### PROBLEM DETAILS:
The lines below that include the word "text" are to be reported.

### Items from an interface collection:

::::

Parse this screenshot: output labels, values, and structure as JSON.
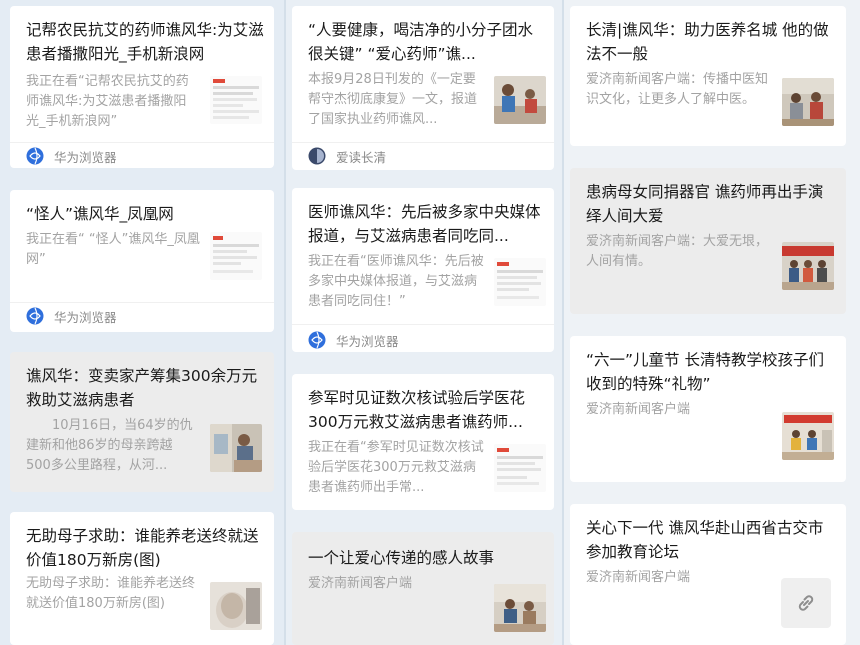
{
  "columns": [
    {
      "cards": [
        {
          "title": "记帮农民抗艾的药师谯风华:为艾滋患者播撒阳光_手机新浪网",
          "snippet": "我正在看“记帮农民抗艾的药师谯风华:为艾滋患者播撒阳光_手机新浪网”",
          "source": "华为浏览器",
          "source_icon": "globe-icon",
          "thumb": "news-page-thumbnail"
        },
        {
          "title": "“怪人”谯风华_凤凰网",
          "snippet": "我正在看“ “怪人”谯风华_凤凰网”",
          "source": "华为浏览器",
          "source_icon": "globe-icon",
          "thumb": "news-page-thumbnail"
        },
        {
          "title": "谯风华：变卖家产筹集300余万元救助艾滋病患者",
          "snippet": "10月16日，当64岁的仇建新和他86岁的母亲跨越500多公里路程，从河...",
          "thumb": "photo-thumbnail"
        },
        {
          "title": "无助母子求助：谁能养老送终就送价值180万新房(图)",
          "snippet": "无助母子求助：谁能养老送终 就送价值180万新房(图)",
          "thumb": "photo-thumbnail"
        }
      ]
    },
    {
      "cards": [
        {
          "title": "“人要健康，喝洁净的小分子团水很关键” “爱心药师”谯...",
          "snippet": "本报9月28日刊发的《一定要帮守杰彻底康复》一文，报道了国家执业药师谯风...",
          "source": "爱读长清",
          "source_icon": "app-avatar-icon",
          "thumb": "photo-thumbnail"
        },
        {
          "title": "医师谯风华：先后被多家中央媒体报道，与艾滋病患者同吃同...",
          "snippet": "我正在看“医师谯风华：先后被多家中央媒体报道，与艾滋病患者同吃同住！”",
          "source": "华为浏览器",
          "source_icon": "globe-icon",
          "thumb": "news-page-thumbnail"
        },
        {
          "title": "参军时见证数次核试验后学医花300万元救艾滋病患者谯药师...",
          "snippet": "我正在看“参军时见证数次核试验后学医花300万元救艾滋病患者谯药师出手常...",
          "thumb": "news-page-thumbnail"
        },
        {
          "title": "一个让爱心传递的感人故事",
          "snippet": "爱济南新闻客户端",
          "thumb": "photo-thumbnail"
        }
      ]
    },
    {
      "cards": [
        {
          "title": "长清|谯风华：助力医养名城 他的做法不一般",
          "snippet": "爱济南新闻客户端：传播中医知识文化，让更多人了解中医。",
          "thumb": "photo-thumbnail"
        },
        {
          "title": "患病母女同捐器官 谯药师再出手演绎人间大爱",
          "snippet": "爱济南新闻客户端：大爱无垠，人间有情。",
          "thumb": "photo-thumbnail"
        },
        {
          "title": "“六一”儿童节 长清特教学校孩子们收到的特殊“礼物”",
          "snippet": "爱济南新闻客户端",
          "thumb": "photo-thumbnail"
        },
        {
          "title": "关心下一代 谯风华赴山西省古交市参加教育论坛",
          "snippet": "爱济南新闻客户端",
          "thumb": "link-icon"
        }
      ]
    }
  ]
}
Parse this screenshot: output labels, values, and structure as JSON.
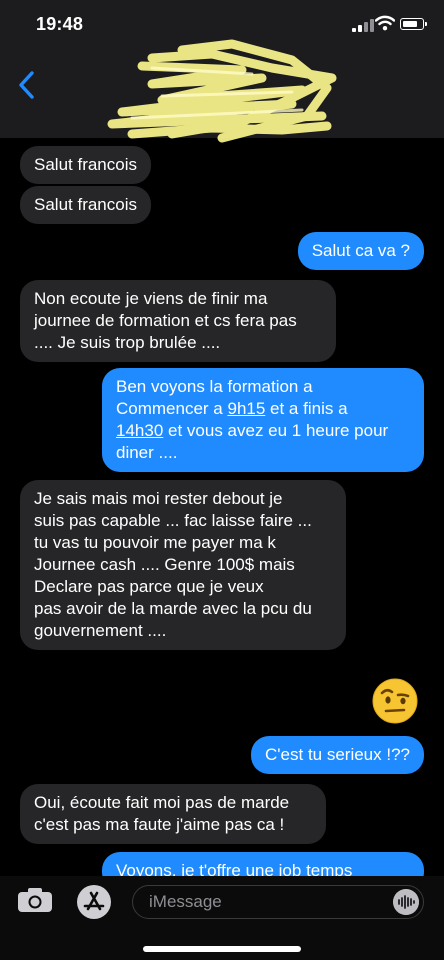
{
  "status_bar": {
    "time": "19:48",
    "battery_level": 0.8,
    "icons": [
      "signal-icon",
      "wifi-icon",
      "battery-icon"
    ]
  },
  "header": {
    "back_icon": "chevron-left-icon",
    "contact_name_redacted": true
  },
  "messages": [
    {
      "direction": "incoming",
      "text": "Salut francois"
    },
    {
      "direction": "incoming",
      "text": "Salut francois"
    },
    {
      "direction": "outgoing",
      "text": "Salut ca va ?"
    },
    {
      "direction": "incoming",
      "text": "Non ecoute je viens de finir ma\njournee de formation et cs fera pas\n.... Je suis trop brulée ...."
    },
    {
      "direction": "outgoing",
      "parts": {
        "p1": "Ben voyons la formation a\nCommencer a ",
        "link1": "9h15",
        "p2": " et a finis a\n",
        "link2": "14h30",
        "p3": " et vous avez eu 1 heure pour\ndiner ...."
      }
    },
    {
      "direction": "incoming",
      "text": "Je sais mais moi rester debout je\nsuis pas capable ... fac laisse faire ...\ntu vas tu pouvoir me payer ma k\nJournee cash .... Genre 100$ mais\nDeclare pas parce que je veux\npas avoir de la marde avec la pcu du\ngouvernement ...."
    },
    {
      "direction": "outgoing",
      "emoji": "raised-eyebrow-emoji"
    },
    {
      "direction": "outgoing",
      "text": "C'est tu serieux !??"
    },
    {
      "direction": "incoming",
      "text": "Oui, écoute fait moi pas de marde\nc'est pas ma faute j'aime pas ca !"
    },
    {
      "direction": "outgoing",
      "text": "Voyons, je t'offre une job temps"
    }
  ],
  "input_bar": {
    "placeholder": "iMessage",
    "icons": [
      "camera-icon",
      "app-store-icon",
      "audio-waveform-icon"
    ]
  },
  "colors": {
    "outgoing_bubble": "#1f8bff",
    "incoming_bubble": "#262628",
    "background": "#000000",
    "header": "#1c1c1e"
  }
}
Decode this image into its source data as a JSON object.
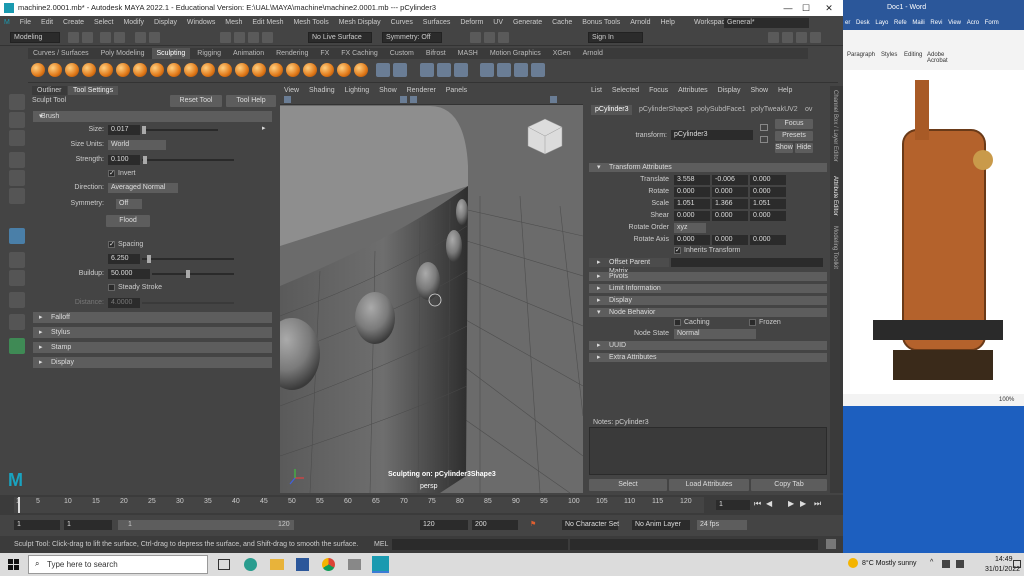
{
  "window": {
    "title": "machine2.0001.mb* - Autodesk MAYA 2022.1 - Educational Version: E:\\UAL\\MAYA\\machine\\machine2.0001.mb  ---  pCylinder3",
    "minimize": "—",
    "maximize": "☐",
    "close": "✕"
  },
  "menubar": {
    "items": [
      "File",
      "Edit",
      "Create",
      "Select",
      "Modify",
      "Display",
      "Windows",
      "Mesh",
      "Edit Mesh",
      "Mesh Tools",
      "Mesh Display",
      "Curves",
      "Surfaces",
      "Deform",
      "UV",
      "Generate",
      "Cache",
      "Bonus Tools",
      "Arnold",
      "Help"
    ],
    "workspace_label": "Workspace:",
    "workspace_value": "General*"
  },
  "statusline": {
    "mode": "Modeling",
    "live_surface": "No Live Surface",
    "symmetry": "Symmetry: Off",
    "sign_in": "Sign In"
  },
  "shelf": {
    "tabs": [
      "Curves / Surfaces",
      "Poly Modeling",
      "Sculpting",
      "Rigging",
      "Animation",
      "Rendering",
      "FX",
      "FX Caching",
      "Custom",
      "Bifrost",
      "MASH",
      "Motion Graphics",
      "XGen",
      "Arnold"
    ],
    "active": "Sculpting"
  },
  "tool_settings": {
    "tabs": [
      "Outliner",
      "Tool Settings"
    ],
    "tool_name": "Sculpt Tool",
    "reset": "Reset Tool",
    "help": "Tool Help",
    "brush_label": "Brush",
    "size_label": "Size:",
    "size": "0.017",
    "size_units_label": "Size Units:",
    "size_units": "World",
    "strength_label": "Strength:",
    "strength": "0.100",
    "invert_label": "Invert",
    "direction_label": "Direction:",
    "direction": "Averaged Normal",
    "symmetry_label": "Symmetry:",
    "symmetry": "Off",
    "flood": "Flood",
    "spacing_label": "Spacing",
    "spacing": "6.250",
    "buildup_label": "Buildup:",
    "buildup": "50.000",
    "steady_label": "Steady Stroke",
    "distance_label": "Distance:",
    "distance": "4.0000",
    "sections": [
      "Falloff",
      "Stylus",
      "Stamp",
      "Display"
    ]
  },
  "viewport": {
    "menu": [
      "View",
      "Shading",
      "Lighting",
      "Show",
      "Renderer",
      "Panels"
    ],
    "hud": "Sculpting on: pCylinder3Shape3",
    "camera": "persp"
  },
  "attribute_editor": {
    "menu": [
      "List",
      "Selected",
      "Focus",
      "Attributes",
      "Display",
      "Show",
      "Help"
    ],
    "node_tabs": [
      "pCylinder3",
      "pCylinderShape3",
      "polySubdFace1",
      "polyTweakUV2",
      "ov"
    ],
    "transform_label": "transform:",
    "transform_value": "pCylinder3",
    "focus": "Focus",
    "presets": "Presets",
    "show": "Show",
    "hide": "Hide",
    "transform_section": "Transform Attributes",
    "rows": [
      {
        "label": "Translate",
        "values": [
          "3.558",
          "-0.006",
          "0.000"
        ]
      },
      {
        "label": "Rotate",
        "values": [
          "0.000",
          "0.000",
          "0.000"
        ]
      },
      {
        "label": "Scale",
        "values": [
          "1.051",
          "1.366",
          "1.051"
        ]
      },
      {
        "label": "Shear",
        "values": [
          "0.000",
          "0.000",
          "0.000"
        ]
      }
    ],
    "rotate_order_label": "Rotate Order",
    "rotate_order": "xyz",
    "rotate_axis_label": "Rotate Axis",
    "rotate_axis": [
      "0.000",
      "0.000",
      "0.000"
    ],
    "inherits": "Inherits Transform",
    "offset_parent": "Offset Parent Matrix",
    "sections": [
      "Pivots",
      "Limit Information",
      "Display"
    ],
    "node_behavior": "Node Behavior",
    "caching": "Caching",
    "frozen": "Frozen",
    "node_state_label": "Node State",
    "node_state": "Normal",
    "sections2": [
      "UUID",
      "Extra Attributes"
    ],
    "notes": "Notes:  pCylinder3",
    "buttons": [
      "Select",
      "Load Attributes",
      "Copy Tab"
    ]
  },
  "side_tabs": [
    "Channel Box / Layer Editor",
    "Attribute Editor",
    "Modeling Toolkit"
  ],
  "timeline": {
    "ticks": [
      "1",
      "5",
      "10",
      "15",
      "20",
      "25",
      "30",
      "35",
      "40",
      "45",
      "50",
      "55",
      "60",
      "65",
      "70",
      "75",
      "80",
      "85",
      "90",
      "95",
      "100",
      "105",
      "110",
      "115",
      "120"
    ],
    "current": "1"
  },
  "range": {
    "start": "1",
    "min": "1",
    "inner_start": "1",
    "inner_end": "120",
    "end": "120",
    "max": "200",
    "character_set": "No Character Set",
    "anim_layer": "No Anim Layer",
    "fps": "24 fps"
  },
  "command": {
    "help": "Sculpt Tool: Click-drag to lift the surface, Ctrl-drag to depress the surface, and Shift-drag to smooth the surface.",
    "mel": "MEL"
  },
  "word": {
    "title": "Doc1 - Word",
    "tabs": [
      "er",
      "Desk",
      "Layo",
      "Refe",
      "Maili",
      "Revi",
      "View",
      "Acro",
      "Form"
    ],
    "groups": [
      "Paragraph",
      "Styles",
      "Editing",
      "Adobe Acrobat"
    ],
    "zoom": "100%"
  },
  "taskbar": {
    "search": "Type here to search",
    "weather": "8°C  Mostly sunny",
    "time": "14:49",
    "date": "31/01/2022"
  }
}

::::

### EXERCISE RESULT:
      "text": "Salut francois"
      "text": "Salut francois"
      "text": "Salut ca va ?"
      "text": "Non ecoute je viens de finir ma\njournee de formation et cs fera pas\n.... Je suis trop brulée ...."
      "text": "Je sais mais moi rester debout je\nsuis pas capable ... fac laisse faire ...\ntu vas tu pouvoir me payer ma k\nJournee cash .... Genre 100$ mais\nDeclare pas parce que je veux\npas avoir de la marde avec la pcu du\ngouvernement ...."
      "text": "C'est tu serieux !??"
      "text": "Oui, écoute fait moi pas de marde\nc'est pas ma faute j'aime pas ca !"
      "text": "Voyons, je t'offre une job temps"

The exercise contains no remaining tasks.